WHAT NEEDS TO BE DONE ▸
When you spot the word "학교생활기록부" in a line of the data below, copy that line.

[[ DATA open ]]

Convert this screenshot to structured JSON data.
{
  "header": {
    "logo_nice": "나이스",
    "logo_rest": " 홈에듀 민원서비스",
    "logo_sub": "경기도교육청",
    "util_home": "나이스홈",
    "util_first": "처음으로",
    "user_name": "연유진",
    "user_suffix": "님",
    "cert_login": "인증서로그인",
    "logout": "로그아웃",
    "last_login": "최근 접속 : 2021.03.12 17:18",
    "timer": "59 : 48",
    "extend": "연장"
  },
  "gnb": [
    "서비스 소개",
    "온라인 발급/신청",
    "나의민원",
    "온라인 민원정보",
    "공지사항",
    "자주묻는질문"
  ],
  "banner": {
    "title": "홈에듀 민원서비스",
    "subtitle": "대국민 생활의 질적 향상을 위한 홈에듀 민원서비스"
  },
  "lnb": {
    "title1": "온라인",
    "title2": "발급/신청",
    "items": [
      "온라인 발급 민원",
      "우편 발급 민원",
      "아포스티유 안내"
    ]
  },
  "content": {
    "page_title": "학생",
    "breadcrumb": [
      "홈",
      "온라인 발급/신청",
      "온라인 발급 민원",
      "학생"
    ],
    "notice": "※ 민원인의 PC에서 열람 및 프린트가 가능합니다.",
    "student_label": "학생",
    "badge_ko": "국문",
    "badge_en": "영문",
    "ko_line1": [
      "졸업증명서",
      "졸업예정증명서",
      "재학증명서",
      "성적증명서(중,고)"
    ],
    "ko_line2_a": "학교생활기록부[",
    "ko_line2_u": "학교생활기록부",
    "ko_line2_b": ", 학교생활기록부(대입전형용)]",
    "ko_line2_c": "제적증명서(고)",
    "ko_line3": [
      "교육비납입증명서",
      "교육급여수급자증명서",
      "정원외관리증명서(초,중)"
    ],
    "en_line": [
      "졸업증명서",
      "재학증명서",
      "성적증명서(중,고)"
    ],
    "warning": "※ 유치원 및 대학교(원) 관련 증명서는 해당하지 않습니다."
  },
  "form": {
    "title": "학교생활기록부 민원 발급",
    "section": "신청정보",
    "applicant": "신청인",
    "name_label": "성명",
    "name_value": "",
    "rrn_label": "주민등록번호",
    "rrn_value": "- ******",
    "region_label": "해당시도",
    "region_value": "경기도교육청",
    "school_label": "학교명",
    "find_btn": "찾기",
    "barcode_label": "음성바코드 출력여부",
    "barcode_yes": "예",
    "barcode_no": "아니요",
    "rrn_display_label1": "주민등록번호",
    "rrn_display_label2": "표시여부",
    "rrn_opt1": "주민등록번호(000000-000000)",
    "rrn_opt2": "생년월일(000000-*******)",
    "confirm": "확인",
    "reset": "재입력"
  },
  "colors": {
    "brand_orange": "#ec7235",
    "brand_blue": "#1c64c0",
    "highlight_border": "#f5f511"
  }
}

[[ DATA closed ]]

RESULT OF THE TASK ▸
    "ko_line2_a": "학교생활기록부[",
    "ko_line2_u": "학교생활기록부",
    "ko_line2_b": ", 학교생활기록부(대입전형용)]",
    "title": "학교생활기록부 민원 발급",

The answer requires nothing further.